━━━━━ SOURCE DATA ━━━━━

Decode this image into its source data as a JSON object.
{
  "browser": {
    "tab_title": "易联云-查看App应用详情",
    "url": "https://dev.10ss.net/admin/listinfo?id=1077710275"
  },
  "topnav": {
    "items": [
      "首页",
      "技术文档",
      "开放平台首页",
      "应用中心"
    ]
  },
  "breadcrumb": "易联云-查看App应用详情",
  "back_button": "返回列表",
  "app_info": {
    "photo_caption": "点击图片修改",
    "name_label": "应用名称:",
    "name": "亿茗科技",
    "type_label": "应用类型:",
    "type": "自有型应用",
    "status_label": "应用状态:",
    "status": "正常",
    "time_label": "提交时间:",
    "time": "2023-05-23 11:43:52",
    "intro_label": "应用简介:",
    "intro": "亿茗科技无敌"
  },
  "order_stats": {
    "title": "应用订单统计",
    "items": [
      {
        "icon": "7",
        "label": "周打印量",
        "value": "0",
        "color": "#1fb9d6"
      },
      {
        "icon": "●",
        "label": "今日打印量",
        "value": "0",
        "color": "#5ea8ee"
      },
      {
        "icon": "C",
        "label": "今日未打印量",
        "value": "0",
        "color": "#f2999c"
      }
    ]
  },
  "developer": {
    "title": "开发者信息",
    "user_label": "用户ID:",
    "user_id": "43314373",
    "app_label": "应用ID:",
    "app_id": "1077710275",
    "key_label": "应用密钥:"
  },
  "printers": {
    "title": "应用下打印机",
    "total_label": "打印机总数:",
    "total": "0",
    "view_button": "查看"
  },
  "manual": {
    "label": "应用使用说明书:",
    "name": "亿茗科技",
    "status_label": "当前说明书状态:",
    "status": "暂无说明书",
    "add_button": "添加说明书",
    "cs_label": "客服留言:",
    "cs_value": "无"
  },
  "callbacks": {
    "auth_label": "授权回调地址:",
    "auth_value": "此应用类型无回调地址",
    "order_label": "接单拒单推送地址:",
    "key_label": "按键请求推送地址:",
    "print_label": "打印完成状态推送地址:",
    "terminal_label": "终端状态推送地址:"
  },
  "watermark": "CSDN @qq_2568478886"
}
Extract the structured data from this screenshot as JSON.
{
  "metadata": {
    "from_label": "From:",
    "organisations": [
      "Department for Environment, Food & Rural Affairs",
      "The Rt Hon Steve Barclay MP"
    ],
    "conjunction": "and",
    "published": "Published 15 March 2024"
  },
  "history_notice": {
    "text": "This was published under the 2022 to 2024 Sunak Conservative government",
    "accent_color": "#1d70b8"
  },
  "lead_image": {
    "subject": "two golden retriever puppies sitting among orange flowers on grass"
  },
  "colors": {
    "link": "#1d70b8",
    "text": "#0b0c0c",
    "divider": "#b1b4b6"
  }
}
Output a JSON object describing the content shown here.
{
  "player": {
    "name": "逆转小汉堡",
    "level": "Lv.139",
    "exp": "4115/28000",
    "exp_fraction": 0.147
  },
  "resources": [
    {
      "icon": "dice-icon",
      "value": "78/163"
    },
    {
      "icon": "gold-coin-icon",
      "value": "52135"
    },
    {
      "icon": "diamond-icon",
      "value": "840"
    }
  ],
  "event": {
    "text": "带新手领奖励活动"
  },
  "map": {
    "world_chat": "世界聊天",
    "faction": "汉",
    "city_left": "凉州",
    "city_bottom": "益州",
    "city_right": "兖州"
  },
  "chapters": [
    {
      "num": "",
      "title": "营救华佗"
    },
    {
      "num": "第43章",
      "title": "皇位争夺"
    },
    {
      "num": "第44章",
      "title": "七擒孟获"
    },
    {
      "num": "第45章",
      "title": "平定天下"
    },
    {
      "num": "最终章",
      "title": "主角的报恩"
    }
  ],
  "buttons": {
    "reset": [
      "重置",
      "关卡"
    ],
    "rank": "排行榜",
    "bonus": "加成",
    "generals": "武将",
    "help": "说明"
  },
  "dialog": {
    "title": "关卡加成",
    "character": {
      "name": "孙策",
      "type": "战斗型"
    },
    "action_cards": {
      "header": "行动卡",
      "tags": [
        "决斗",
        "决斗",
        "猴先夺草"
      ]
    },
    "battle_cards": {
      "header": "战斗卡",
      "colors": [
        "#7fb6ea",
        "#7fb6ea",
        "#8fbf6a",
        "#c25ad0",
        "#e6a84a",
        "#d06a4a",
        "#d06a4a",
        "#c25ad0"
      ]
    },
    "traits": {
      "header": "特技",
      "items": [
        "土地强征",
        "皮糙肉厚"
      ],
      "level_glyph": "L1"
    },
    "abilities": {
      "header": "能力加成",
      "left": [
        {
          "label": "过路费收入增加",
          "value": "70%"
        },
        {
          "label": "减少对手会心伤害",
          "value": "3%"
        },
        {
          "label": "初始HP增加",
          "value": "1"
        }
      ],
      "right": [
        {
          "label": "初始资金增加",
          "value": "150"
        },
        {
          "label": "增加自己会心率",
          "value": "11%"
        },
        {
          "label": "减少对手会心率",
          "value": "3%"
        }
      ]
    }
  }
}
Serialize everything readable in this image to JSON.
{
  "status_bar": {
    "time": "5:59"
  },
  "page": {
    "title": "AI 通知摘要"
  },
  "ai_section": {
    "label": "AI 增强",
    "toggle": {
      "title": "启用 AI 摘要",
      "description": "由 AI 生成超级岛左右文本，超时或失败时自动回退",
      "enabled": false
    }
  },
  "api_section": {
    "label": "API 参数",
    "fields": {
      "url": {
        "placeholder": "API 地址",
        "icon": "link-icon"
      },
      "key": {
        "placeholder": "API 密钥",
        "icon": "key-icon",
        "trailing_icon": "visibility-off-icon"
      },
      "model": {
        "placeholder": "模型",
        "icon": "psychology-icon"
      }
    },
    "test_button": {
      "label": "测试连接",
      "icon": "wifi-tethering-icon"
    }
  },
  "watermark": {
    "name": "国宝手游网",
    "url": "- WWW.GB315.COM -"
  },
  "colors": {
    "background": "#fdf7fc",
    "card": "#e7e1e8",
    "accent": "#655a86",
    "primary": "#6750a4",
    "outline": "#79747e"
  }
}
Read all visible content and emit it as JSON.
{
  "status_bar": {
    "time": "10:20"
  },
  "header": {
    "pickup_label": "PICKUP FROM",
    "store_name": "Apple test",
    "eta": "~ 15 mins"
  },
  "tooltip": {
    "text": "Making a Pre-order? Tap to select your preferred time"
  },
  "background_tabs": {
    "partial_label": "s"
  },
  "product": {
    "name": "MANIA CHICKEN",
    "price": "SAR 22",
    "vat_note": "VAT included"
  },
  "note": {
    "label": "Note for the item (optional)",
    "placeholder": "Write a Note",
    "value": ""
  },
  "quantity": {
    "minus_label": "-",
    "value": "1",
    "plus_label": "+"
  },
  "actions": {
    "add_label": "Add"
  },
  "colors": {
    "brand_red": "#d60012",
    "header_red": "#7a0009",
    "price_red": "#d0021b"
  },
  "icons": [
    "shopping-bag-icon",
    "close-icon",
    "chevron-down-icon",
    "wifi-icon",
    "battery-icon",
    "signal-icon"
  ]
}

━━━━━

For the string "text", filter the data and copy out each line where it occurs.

    "text": "This was published under the 2022 to 2024 Sunak Conservative government",
    "text": "#0b0c0c",
    "text": "带新手领奖励活动"
    "text": "Making a Pre-order? Tap to select your preferred time"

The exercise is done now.